Located in north-western India, Rajasthan is the country’s largest state by area. At 342,239 km, it encompasses 11 per cent of the total geographical area of the country. Along with this large area comes a wide and diverse topography: rolling sand dunes, fertile plains, rocky, undulating regions and even some forested areas. Still, a large proportion of the state is arid, and Rajasthan is home to India’s biggest desert, the Thar.
The largest state in India by geographical area, Rajasthan, has seen significant pace of poverty rate reduction from 34 per cent in 2005 to 15 per cent in 2012 (Tendulkar Committee Report 2013) despite rural poverty rate remaining higher than urban poverty.

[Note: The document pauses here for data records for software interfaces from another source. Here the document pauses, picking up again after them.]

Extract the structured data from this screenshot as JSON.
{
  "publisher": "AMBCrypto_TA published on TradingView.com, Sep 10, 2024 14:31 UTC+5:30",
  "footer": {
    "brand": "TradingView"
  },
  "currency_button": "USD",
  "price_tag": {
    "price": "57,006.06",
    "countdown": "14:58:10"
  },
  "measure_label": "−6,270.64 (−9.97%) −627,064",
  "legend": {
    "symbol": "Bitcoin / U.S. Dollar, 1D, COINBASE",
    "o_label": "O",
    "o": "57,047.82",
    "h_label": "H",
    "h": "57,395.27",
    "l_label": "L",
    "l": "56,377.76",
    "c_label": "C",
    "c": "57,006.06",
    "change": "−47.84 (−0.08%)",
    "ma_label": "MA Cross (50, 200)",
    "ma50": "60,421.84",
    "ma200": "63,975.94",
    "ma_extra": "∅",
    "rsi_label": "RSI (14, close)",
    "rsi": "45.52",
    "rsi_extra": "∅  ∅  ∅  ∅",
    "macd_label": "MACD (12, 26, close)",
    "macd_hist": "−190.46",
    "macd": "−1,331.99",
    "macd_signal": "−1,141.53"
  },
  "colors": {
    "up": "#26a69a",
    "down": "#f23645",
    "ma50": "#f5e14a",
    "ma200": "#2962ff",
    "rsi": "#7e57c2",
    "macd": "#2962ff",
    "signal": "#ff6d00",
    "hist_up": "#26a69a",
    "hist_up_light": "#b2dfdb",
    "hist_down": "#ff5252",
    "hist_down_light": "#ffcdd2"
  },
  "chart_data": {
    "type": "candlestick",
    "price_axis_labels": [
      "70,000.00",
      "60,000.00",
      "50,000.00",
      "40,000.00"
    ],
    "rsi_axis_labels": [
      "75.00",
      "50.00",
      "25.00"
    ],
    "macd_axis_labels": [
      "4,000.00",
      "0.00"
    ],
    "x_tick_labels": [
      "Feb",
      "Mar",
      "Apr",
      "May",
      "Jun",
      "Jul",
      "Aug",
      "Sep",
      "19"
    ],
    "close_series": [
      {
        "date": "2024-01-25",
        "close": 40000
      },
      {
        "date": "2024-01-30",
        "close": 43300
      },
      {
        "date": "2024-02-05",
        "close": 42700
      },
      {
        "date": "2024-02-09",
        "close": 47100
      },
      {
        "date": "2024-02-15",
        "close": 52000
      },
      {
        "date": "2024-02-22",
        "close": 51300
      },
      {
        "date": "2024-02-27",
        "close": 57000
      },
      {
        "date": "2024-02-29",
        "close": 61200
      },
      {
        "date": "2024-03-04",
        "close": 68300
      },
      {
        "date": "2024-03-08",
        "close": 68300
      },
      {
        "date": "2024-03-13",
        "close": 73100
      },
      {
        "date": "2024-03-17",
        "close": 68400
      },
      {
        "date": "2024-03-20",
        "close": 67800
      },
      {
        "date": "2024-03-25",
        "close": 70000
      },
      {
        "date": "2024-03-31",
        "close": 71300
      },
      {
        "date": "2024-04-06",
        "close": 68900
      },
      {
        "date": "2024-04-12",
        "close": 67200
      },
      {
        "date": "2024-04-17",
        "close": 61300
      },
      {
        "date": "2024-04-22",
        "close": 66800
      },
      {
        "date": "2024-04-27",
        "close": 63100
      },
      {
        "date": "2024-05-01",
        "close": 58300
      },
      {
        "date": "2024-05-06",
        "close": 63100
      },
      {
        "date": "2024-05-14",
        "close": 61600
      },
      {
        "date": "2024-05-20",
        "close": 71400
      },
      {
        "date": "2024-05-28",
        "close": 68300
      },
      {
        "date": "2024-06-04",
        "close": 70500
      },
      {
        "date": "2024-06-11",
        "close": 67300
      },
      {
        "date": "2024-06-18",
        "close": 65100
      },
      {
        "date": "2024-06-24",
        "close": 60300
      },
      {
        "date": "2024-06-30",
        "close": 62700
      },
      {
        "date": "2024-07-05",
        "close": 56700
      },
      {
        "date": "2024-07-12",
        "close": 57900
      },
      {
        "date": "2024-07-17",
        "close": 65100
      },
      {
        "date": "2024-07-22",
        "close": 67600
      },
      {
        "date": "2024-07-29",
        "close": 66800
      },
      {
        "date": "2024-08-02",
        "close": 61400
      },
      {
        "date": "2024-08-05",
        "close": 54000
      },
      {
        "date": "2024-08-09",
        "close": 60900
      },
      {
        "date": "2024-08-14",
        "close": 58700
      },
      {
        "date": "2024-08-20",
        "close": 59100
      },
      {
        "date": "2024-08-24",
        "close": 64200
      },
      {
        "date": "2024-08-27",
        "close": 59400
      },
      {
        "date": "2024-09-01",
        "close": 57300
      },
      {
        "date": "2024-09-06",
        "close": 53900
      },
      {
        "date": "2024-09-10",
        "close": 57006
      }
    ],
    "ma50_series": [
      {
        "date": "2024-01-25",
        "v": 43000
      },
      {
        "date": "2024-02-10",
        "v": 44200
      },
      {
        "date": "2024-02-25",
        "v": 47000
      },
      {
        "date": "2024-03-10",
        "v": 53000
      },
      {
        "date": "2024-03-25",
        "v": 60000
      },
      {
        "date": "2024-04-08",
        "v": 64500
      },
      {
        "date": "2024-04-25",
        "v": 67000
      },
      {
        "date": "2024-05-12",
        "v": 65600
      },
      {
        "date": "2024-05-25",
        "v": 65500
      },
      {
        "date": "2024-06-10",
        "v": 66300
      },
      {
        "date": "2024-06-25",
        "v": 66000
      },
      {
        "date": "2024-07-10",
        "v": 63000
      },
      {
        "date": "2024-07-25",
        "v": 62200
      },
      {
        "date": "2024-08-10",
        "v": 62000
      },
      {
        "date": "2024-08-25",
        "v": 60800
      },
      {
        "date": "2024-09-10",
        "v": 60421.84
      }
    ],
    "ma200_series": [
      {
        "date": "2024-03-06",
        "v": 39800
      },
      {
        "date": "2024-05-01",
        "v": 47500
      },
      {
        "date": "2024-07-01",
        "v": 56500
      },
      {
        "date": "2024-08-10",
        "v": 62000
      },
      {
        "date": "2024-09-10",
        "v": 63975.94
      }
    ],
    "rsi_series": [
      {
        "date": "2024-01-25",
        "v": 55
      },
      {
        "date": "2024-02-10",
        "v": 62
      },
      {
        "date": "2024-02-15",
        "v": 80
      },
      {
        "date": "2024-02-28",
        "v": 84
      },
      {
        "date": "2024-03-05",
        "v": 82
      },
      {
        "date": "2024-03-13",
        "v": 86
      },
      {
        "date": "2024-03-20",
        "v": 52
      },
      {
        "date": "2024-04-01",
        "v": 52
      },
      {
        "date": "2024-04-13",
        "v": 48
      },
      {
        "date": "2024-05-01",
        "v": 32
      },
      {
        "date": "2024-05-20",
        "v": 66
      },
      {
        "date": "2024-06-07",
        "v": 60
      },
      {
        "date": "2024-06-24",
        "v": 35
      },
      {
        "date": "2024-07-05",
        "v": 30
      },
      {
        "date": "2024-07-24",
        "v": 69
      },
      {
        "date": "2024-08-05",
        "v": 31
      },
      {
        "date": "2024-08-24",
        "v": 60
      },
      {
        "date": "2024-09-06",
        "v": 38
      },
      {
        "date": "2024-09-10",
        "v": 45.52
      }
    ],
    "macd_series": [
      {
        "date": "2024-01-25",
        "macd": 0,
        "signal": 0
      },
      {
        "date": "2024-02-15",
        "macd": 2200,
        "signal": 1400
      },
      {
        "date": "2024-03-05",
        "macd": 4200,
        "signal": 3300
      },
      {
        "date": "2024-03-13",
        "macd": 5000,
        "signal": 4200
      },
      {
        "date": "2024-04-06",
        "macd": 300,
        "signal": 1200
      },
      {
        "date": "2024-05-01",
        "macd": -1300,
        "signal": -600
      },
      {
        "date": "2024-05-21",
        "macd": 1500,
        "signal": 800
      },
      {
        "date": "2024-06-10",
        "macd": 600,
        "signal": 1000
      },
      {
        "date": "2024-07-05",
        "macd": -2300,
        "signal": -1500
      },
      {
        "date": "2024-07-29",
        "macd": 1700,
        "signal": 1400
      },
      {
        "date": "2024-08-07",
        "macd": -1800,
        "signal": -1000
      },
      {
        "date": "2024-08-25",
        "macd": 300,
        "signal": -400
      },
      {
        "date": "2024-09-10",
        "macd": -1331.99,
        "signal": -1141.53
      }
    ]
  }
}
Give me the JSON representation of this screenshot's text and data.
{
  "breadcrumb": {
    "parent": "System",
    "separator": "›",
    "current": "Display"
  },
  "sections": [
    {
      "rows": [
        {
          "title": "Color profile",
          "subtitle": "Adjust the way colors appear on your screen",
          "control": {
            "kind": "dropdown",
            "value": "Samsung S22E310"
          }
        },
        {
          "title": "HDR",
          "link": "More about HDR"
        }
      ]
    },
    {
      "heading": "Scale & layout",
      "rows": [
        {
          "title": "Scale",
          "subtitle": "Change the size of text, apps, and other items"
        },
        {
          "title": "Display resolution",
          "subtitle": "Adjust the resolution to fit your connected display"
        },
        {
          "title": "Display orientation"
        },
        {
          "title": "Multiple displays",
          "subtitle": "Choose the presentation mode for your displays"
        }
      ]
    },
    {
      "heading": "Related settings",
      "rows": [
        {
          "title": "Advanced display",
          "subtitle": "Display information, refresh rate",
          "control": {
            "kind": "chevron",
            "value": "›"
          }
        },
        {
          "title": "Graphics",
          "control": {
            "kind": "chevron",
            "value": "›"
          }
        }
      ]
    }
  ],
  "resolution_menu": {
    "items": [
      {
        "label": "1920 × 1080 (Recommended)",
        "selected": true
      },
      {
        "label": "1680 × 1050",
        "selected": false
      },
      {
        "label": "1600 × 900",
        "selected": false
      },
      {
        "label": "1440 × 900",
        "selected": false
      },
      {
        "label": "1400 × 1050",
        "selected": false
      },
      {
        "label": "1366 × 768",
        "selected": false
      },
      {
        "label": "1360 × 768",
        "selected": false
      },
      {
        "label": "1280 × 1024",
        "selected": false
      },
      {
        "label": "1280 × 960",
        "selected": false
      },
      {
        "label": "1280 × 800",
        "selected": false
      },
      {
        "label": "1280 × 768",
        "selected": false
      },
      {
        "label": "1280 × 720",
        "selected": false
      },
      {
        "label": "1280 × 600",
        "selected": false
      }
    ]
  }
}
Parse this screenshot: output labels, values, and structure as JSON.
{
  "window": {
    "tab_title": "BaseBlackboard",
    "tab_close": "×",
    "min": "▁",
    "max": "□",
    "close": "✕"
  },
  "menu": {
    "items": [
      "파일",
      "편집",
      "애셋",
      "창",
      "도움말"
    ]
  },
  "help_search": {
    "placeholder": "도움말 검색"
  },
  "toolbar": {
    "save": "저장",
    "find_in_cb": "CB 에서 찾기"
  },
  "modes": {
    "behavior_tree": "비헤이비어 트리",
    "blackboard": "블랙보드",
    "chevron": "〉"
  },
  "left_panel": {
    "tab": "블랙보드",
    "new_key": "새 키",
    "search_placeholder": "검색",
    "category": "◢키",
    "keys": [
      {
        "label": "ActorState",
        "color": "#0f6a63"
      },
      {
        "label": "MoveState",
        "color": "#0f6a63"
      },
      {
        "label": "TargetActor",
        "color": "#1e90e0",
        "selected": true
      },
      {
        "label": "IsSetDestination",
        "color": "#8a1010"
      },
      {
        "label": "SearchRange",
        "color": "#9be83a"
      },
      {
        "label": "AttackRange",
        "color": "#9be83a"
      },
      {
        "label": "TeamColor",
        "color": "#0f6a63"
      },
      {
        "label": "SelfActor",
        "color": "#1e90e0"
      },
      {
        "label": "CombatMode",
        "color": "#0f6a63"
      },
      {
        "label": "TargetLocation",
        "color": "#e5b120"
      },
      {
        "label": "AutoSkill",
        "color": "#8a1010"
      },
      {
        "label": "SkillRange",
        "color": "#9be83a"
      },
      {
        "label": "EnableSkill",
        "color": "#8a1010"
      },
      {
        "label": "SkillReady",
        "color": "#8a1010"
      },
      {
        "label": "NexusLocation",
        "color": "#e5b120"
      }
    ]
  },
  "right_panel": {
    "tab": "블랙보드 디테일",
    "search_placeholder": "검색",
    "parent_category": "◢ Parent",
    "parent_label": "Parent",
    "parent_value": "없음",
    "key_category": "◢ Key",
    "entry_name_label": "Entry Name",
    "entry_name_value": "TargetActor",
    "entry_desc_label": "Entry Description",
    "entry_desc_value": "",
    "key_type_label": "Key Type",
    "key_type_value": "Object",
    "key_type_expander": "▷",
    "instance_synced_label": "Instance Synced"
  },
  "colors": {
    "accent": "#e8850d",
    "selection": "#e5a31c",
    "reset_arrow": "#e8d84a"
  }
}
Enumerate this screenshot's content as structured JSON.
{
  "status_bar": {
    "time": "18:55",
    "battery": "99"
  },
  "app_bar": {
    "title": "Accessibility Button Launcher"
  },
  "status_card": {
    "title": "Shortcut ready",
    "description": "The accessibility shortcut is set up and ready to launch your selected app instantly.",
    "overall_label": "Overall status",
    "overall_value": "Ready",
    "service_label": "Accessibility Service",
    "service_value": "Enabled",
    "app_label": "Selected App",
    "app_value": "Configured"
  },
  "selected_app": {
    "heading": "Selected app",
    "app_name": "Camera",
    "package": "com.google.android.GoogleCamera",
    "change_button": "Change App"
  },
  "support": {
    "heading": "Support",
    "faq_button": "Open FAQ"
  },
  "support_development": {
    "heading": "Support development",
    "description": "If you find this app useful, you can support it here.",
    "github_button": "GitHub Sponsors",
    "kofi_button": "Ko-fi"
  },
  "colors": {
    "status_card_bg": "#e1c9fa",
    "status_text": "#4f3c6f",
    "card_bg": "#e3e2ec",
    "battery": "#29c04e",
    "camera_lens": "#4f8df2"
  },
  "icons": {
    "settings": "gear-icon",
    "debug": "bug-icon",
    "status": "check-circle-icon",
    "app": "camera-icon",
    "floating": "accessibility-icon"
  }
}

Disparities continue to exist on most socio-economic indicators, concentrating primarily in western desert districts and tribal dominated southern districts.
The state is home to more than 68 million people, almost 50 per cent of whom are under the age of 18 years (2011 census). It is predominantly rural, with 75 per cent of its population living in villages. More than 30 per cent of its population belongs to scheduled castes (17.8 per cent) and scheduled tribes (13.5 per cent).
Over recent decades, successive Rajasthan governments have shown a commitment to address the state’s many development concerns, especially those of children, adolescents and women. They have instituted the Girl Child Policy of 2012, to ensure the survival, growth and development and empowerment of girls, and have taken a lead in child labour programmes through a rare initiative to raise the bar on child labour from 14 to 18 years.
Rajasthan has been at the forefront of India’s economic reforms and is now among the country’s six fastest-growing states. Its main economy is agriculture, but industrial sectors such as textiles and vegetable oil and dye production also contribute significantly to the state’s Gross Domestic Product (GDP). Rajasthan has a thriving tourism industry thanks to its reputation at the “Land of Kings”. A strong royal past has left the state with many centuries-old palaces and princely estates to visit. Tourism accounts for 15 per cent of Rajasthan’s economy.